But even those are helped with some wire that favors mid-voice range.....let us know how it all works out...good luck, Mike.
Hey Cheapmike , I am using 12 gague SJ Cable for speaker wire
I have herd good things about using power extition cord wire as speaker wire
I was also thinking about trying better cables wires & bi-amping BUT I can not bi-amp my denon & run an outdoor set of speakers on zone 2
Shadorne you got me more confused now I am looking for better lows for music not HT -low listning backround music
Antman; I think it is time to step up and buy "real" speaker cable. The original set-up spec for 5.1 is all 5 speakers the same and I assume it means cabling to those speakers also. Most of us do not use the Multi-thousand dollar cables needed to the rear (side) speakers as the length is too long. A good place to start (and consider this a reference to compare other wires to) is Monster Cable "original" twin lead. Not too expensive and 100 ft can usually do the whole room for experimental purposes, or at least the rear/side speakers long term. Next step up smoother sound is Audioquest cv4, have not had success with other cheap/bulk cables, this stuff will also help your bass response. Lots and lots of other combinations but you need to rationally start somewhere, let us know and good luck, Mike.
I am not familiar with the Denon 3805 surround processor. I assumed that for two channel music that you program this Denon amp to send the audio signal also to the subwoofer as well as the left and right channels (many surround processors allow this option). If this is not possible then my suggestion to try a beefier sub woofer (PDR 12) will not help you at all with your music... in this case you might want to look at a surround processor that does allow you to drive your PDR 8 when playing stereo source music or, alternatively, larger front speakers with more defined base reponse (usually means larger cones and may unfortunately be much less esthetic for your room).
I posted some Pix
Dont mind the mess Look at the HT Pix
Let me know your thoughts
No Thoughts on my room set up ?
I had a similar Paradigm setup in a 13x23x8 room with a Yamaha rec. similar in features to your Denon. Everything sounded lifeless and dead until I ran a 5 ch. amp to the reciever main outs, all listening levels greatly improved. I suggest adding a 5ch. amp preferbly 125wpc. min.Paradigms love clean power.
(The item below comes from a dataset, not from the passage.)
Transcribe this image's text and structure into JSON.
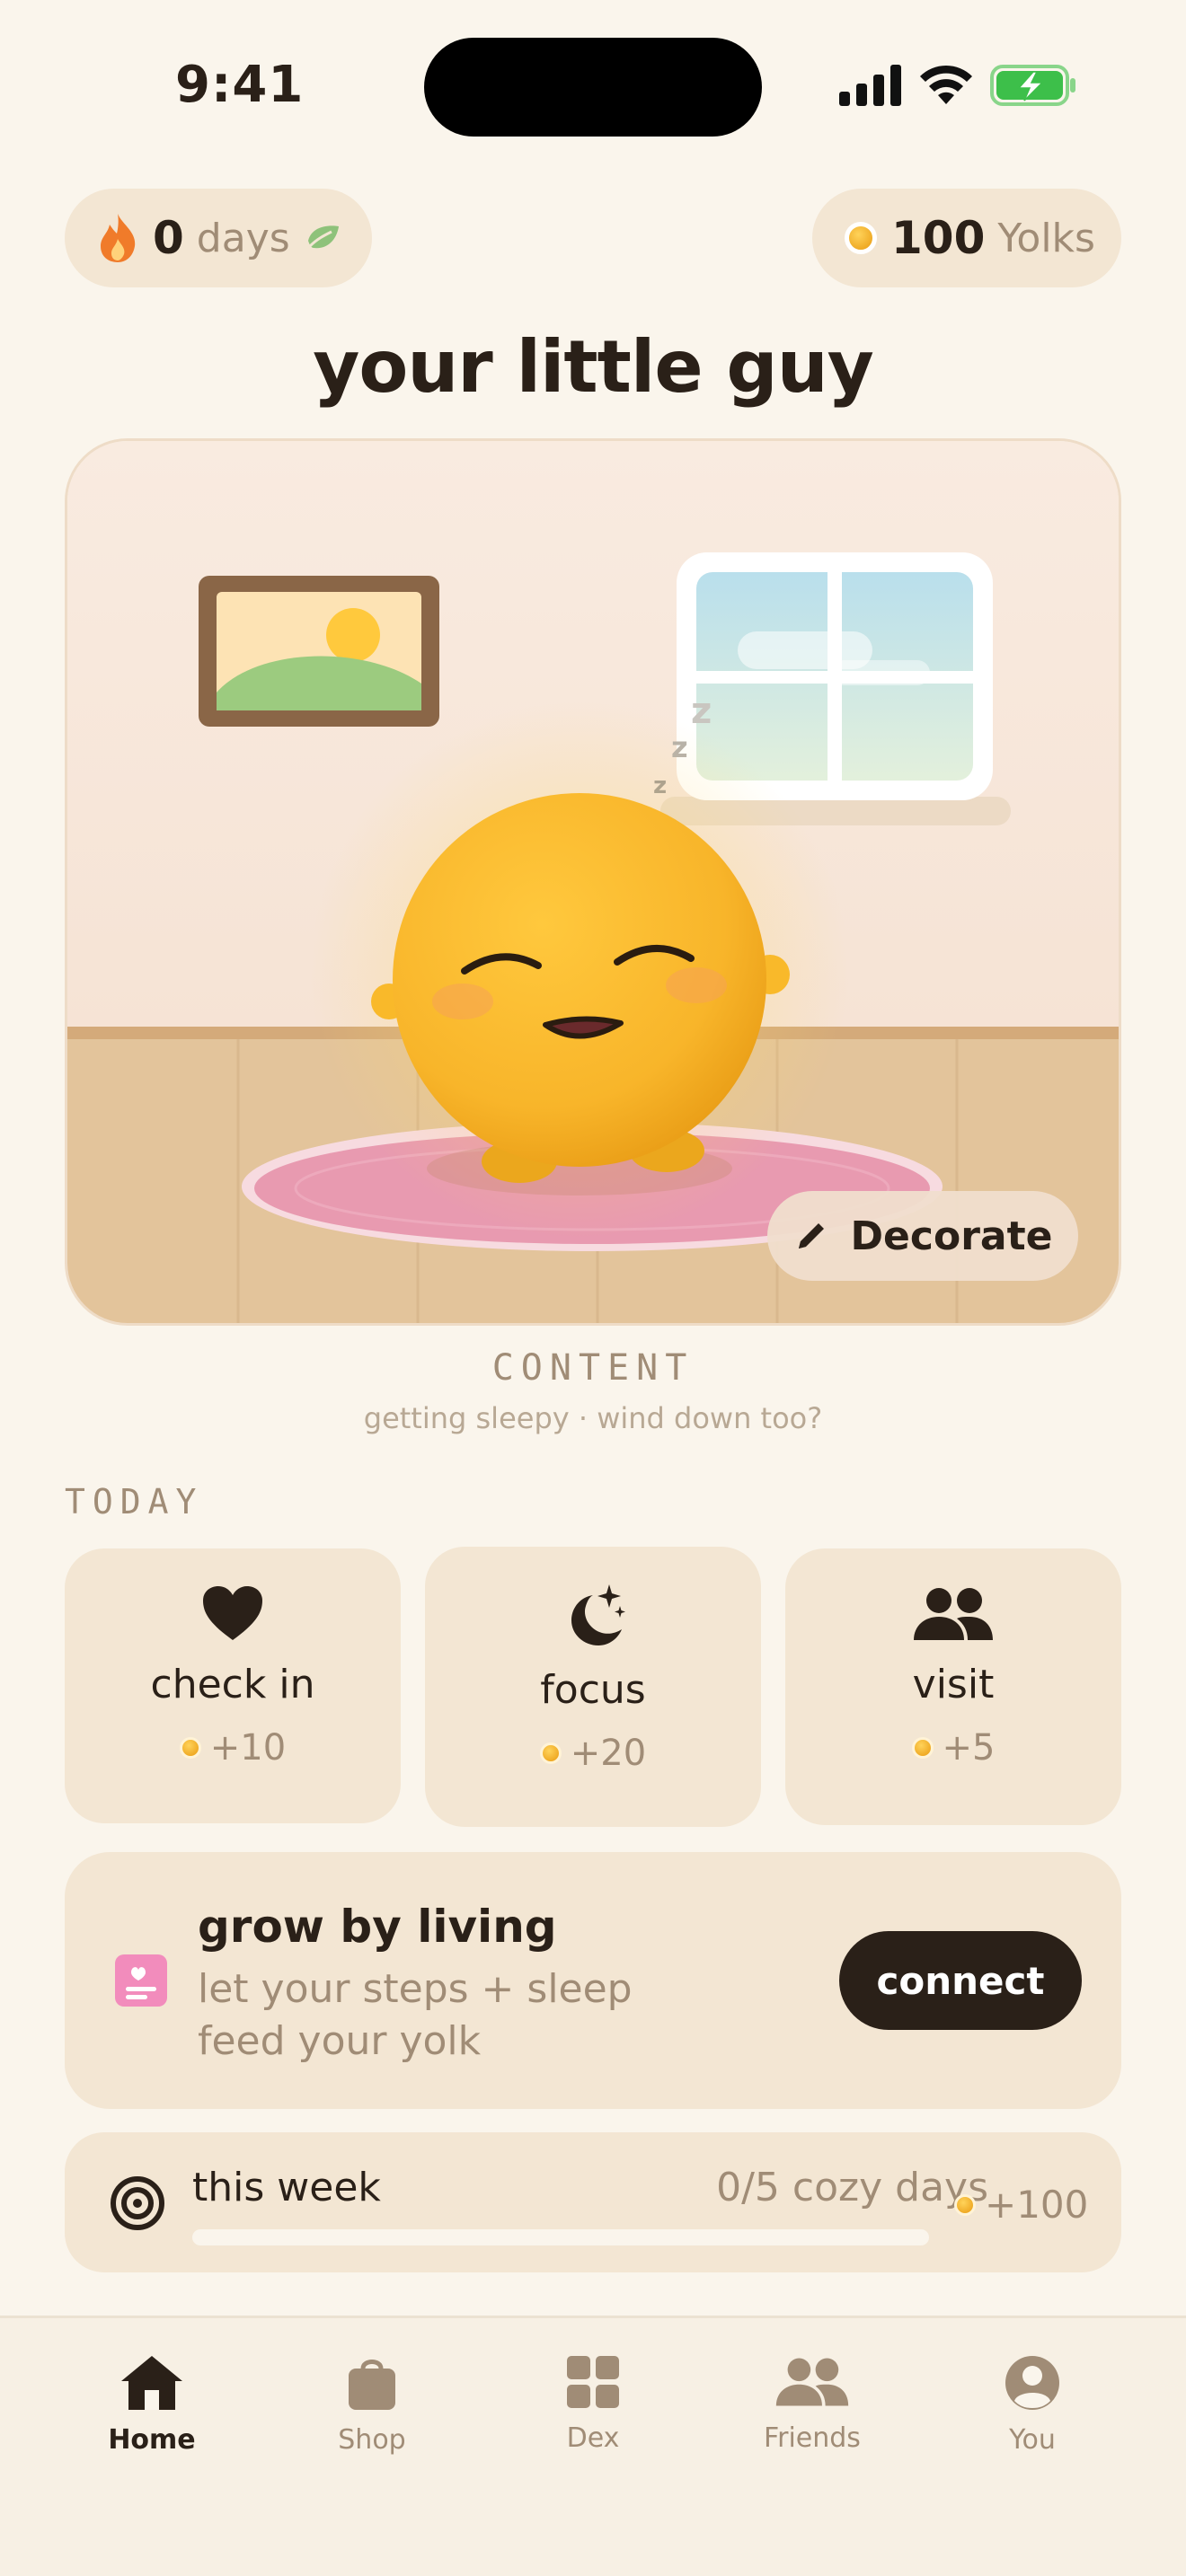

Set your center/rears to small,fronts to large. denon sub crossover at 60mhz, and the sub at perhaps 100mhz. The results should be well pleasing at low and moderately loud levels. Hope this helps.